Feist’s records are less defined by their genre and more by the textures and intimacy of the recordings. On Leslie Feist’s latest “Metals” – a title that would otherwise indicate a rock record – there is a new heaviness that makes it feel like it’s max capacity, even on its smallest-sounding songs. It so far best defines this singer-songwriter; what it lacks in urgency from frequently lethargic tempos, it feels immediate, fluid and close.
Feist’s last “The Reminder” (2007) was made in an old mansion-turned-studio outside of Paris. She waited a couple years and then returned to making music, out of a converted barn in Big Sur. While the climates may have been different, it was the utility of space and inspiring beauty that remained a constant, and it shows. Practically every song has a one-take, happy mistake feel to it, the instruments impeccably mic’ed, familial and un-neglected.
Just start from the top: a bang of a kick drum, a bari sax and dark guitar phrases of opener “The Bad In Each Other” depicts a mood as much as the sad lyrics. Sleepy “Caught a Long Wind” puts the breeze at Feist’s back as a bird, as it leads into album single “How Come You Never Go There.” It lends no comparison to previous Feist singles like “Mushaboom” or “1234” in that it’s more of a torchy bubble-burster than bubble-gum. She does bring a little sugar, however, to “The Circle Married the Line,” a simple song with strings bobbing in pizzicato, and a xylophone and tender woodwinds filling in the gaps.
There are a handful of tracks that wed folk songs with nursery melodies, like “Bittersweet Melodies,” “Comfort Me” and “Anti-Pioneer,” the latter of which is a slow, slow, slow, slow dance with some mean guitar work in doses.
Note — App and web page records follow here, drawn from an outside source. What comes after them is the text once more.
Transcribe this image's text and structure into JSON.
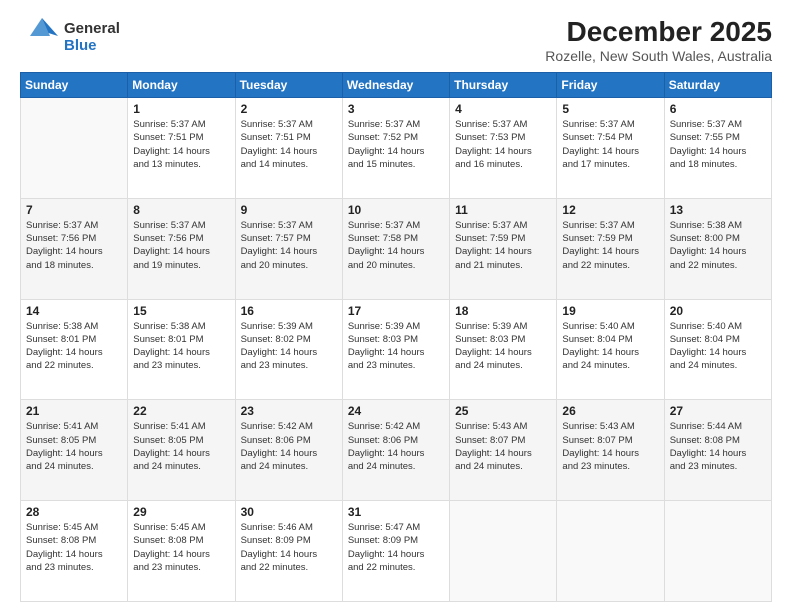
{
  "logo": {
    "line1": "General",
    "line2": "Blue"
  },
  "title": "December 2025",
  "subtitle": "Rozelle, New South Wales, Australia",
  "days_of_week": [
    "Sunday",
    "Monday",
    "Tuesday",
    "Wednesday",
    "Thursday",
    "Friday",
    "Saturday"
  ],
  "weeks": [
    [
      {
        "day": "",
        "info": ""
      },
      {
        "day": "1",
        "info": "Sunrise: 5:37 AM\nSunset: 7:51 PM\nDaylight: 14 hours\nand 13 minutes."
      },
      {
        "day": "2",
        "info": "Sunrise: 5:37 AM\nSunset: 7:51 PM\nDaylight: 14 hours\nand 14 minutes."
      },
      {
        "day": "3",
        "info": "Sunrise: 5:37 AM\nSunset: 7:52 PM\nDaylight: 14 hours\nand 15 minutes."
      },
      {
        "day": "4",
        "info": "Sunrise: 5:37 AM\nSunset: 7:53 PM\nDaylight: 14 hours\nand 16 minutes."
      },
      {
        "day": "5",
        "info": "Sunrise: 5:37 AM\nSunset: 7:54 PM\nDaylight: 14 hours\nand 17 minutes."
      },
      {
        "day": "6",
        "info": "Sunrise: 5:37 AM\nSunset: 7:55 PM\nDaylight: 14 hours\nand 18 minutes."
      }
    ],
    [
      {
        "day": "7",
        "info": "Sunrise: 5:37 AM\nSunset: 7:56 PM\nDaylight: 14 hours\nand 18 minutes."
      },
      {
        "day": "8",
        "info": "Sunrise: 5:37 AM\nSunset: 7:56 PM\nDaylight: 14 hours\nand 19 minutes."
      },
      {
        "day": "9",
        "info": "Sunrise: 5:37 AM\nSunset: 7:57 PM\nDaylight: 14 hours\nand 20 minutes."
      },
      {
        "day": "10",
        "info": "Sunrise: 5:37 AM\nSunset: 7:58 PM\nDaylight: 14 hours\nand 20 minutes."
      },
      {
        "day": "11",
        "info": "Sunrise: 5:37 AM\nSunset: 7:59 PM\nDaylight: 14 hours\nand 21 minutes."
      },
      {
        "day": "12",
        "info": "Sunrise: 5:37 AM\nSunset: 7:59 PM\nDaylight: 14 hours\nand 22 minutes."
      },
      {
        "day": "13",
        "info": "Sunrise: 5:38 AM\nSunset: 8:00 PM\nDaylight: 14 hours\nand 22 minutes."
      }
    ],
    [
      {
        "day": "14",
        "info": "Sunrise: 5:38 AM\nSunset: 8:01 PM\nDaylight: 14 hours\nand 22 minutes."
      },
      {
        "day": "15",
        "info": "Sunrise: 5:38 AM\nSunset: 8:01 PM\nDaylight: 14 hours\nand 23 minutes."
      },
      {
        "day": "16",
        "info": "Sunrise: 5:39 AM\nSunset: 8:02 PM\nDaylight: 14 hours\nand 23 minutes."
      },
      {
        "day": "17",
        "info": "Sunrise: 5:39 AM\nSunset: 8:03 PM\nDaylight: 14 hours\nand 23 minutes."
      },
      {
        "day": "18",
        "info": "Sunrise: 5:39 AM\nSunset: 8:03 PM\nDaylight: 14 hours\nand 24 minutes."
      },
      {
        "day": "19",
        "info": "Sunrise: 5:40 AM\nSunset: 8:04 PM\nDaylight: 14 hours\nand 24 minutes."
      },
      {
        "day": "20",
        "info": "Sunrise: 5:40 AM\nSunset: 8:04 PM\nDaylight: 14 hours\nand 24 minutes."
      }
    ],
    [
      {
        "day": "21",
        "info": "Sunrise: 5:41 AM\nSunset: 8:05 PM\nDaylight: 14 hours\nand 24 minutes."
      },
      {
        "day": "22",
        "info": "Sunrise: 5:41 AM\nSunset: 8:05 PM\nDaylight: 14 hours\nand 24 minutes."
      },
      {
        "day": "23",
        "info": "Sunrise: 5:42 AM\nSunset: 8:06 PM\nDaylight: 14 hours\nand 24 minutes."
      },
      {
        "day": "24",
        "info": "Sunrise: 5:42 AM\nSunset: 8:06 PM\nDaylight: 14 hours\nand 24 minutes."
      },
      {
        "day": "25",
        "info": "Sunrise: 5:43 AM\nSunset: 8:07 PM\nDaylight: 14 hours\nand 24 minutes."
      },
      {
        "day": "26",
        "info": "Sunrise: 5:43 AM\nSunset: 8:07 PM\nDaylight: 14 hours\nand 23 minutes."
      },
      {
        "day": "27",
        "info": "Sunrise: 5:44 AM\nSunset: 8:08 PM\nDaylight: 14 hours\nand 23 minutes."
      }
    ],
    [
      {
        "day": "28",
        "info": "Sunrise: 5:45 AM\nSunset: 8:08 PM\nDaylight: 14 hours\nand 23 minutes."
      },
      {
        "day": "29",
        "info": "Sunrise: 5:45 AM\nSunset: 8:08 PM\nDaylight: 14 hours\nand 23 minutes."
      },
      {
        "day": "30",
        "info": "Sunrise: 5:46 AM\nSunset: 8:09 PM\nDaylight: 14 hours\nand 22 minutes."
      },
      {
        "day": "31",
        "info": "Sunrise: 5:47 AM\nSunset: 8:09 PM\nDaylight: 14 hours\nand 22 minutes."
      },
      {
        "day": "",
        "info": ""
      },
      {
        "day": "",
        "info": ""
      },
      {
        "day": "",
        "info": ""
      }
    ]
  ]
}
The power picks up on “Commotion,” with strings uniquely holding down the rhythm section, and “The Undiscovered First,” the blue flame of which furls up into tight-fisted tambourine shimmies and the harrumphs of guitars through warm tube amps, both battling Feist’s vocal yelps and precarious harmonies. “Cicadas and Gulls” smoothes things out just as much as you’d think a song called “Cicadas and Gulls” would.
And throughout is that voice, her natural recording-ready quality, like good and bad weather moving between tracks. It is always the glue that binds this recording family with Mocky and Chilly Gonzalez into a operating whole, even in the infinity of songs like "Graveyard": "Roots and lies / our family tree is old /
From there we climb the golden hill / calmly will eternity." “Metals” sounds like something grown-into, of planned and unplanned elements that didn’t require too much discussion to manifest. After a four-year wait, it’s good news that Feist has made an album this easy to listen to.